Greeley man sentenced to 248 years in capstone of sweeping human trafficking case
The drawing is of a woman’s face, framed against the rush of her hair in the background. A dollar bill is stretched across her mouth, gagging her like duct tape. A single tear trickles down her right cheek.
Weld District Attorney’s Office prosecutors showed that sketch at the sentencing hearing of Paul Burman, 33, Wednesday. In August, a jury convicted Burman, also known as “Haylo,” of 32 counts relating to his trafficking and prostituting of women and underage girls in northern Colorado and Nebraska. Weld District Judge Julie Hoskins on Wednesday sentenced him to 248 years in prison, which prosecutors say is longest sentence ever in Colorado in a human trafficking case.
The sketch was drawn by one of his victims.
“(Burman) told her money was more important than her voice, and more important than her bodily integrity,” Weld Deputy District Attorney Tamara Love said. “Because of his love of money, her voice was taken away.”
Burman was convicted after a 13-day trial. That trial delved into his career as a human trafficker and a pimp, stretching from October 2012 to April 2014. He was arrested in December 2014 after a massive investigation conducted by the Greeley Police Department, the FBI’s Rocky Mountain Innocence Lost Task Force and the Colorado State Patrol.
That investigation began when one of Burman’s victims, in rehab, told her story to authorities.

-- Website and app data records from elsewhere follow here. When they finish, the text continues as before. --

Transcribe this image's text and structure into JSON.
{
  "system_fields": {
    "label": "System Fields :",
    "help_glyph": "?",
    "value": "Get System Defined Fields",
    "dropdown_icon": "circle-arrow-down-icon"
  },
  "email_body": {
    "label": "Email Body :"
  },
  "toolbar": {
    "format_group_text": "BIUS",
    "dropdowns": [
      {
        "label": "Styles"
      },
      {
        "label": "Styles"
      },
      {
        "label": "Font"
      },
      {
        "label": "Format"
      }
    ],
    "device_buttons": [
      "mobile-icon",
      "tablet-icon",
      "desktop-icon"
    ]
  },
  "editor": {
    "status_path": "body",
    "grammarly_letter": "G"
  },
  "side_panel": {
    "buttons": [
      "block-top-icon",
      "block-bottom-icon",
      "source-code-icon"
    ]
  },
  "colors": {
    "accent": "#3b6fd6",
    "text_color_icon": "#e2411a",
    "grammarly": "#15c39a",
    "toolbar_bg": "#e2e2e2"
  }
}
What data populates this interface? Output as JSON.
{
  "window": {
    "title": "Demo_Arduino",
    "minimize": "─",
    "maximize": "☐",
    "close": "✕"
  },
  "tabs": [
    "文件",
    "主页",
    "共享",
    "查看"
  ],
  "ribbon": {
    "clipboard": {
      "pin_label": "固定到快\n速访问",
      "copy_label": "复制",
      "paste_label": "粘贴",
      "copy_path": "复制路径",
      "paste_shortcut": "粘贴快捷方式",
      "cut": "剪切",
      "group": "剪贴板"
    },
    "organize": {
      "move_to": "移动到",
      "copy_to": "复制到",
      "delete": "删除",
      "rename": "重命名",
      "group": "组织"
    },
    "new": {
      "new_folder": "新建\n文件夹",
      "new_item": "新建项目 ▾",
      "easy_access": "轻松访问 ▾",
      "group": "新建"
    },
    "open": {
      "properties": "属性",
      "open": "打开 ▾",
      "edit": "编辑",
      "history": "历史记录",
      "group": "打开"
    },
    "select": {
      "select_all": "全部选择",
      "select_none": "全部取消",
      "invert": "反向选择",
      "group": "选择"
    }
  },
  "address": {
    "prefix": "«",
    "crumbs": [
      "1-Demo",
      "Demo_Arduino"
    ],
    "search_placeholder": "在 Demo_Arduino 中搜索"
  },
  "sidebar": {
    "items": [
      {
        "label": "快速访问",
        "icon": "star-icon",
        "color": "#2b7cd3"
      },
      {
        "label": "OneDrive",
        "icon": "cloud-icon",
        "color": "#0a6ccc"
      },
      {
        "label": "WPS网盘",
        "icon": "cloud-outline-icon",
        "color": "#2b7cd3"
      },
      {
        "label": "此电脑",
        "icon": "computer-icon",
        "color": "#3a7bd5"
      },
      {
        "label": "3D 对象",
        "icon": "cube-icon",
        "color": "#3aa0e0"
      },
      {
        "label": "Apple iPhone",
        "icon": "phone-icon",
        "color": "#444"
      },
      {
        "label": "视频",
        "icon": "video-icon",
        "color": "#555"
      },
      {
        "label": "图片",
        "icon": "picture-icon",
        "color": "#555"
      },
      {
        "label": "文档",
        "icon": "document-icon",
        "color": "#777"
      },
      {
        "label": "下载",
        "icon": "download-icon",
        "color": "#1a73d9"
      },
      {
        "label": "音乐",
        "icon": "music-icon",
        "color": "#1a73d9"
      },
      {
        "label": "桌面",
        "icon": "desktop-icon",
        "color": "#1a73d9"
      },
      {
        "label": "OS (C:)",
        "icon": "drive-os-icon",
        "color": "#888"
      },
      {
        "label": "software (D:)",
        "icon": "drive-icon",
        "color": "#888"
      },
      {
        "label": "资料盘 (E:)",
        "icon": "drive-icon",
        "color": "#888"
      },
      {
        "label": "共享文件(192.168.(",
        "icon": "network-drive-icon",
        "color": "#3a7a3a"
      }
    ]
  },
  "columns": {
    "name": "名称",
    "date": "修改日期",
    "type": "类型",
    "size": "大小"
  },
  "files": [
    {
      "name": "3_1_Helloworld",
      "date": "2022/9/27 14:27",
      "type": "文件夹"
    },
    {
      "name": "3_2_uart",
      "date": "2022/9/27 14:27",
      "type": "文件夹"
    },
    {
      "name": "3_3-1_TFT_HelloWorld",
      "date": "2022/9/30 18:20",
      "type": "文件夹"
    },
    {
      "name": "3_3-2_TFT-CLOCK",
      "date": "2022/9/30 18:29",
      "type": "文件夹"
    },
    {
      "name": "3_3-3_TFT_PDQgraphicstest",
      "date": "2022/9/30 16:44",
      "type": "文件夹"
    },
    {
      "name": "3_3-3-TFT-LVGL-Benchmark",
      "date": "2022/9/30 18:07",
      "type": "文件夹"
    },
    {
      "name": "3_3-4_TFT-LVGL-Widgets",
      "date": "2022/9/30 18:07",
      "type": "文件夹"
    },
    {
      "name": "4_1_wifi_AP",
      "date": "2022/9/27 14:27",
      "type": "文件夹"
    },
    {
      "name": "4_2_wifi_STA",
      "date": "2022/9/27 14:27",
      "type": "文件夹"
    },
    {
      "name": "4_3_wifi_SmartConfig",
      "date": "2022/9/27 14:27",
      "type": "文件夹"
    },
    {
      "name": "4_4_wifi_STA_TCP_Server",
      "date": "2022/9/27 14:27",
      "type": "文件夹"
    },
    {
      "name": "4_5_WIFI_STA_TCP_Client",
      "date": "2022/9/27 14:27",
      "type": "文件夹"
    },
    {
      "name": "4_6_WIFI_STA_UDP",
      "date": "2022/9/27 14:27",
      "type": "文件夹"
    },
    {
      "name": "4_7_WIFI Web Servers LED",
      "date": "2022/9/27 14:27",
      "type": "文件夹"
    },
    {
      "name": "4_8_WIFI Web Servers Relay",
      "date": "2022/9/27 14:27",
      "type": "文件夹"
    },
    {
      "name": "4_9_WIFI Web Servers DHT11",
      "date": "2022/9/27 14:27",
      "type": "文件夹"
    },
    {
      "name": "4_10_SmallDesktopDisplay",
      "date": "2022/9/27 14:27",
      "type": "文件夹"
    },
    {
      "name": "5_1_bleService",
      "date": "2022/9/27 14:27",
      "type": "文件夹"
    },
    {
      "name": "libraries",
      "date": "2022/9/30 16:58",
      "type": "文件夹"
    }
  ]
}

The investigation took police to the hellish depths of the American human trafficking underworld, and gradually Burman’s mode of operation emerged.
According to police reports, Burman usually began by messaging girls — often teenagers — through social media and offering them a chance to earn money. They would agree to meet up with them, he would give them drugs or alcohol, then arrange for them to have sex with his customers. According to witnesses, it was often with multiple customers in a night. He would keep the money and keep his victims in servitude, even going so far as forcing one girl to get a tattoo with the phrase “money over bitches.” Clark said Burman also fostered drug addiction in the girls he prostituted, and used it as a way to control them, but he had other methods, too. He threatened violence, and once he beat and sexually assaulted a girl who didn’t earn enough money and talked back to him.
Another of his victims, who spoke before prosecutors showed the sketch, said Burman had turned her life into a “running nightmare.”
“He forced me to do things that were unbelievable,” said the woman, whose name The Tribune will not print because she is a victim of sexual assault. “He literally put a price tag on my body. I felt like no one could ever love me. Sometimes I still wake up screaming.”
His threats didn’t stop with his victims.
“Burman attempted to make contact with me,” said the lead investigator on the case, whose name The Tribune will not print because of concerns about her safety if her name were to be widely disseminated. “Local police officers had to guard my residence. Because of Paul Burman, my child still has nightmares and is unable to sleep alone.”
Burman also was convicted of tampering with a witness, a charge added when he learned police and prosecutors were moving against him. While being held in the Weld County Jail, he asked one of his acquaintances to Google how to make a witness non-credible in court.
“He provided a choose-your-own adventure book on how to tamper with a witness,” said Weld Deputy District Attorney Arynn Clark. “It thoughtfully went with coded instructions on what to do.”
At Wednesday’s sentencing hearing, Jerry Manzer, Burman’s attorney, emphasized his client’s tortured past. It included an impoverished childhood, devoid of a father figure, which was also marred by drug abuse, suicide and a stint in foster care. Burman was so poor growing up he and his sister had to steal to feed themselves, Manzer said.
“It’s important to remember that we’re dealing with a human being who stands before you a damaged human being,” Manzer said.
Burman said much the same thing in a lengthy letter he penned to Hoskins while in jail, and he claimed he’d changed.
“I denounce and despise the person that I was,” he said Wednesday. “I plead with you to please give me hope. I don’t want to die in prison, Judge Hoskins. I know what you heard, but I also believe you know what you didn’t hear.”
Hoskins said that didn’t change the court’s job, and she handed down the heaviest sentence possible, exactly as prosecutors asked.
“Sentencing (Burman) to the maximum time in prison would send a very clear message that our children are not for sale,” Clark said.
After the two-hour hearing, a crowd gathered in the lobby of the courthouse. A knot of people formed around the victim who spoke early in the hearing.
She is now married to someone she loves, she said. After the sentencing, she was laughing and smiling.
“This is my day,” she told the crowd.
*This article has been changed to reflect the following corrections: quotes from Arynn Clark were previously attributed to Tamara Love, and quotes from Tamara Love were previously attributed to Arynn Clark.
Start a dialogue, stay on topic and be civil.
If you don't follow the rules, your comment may be deleted.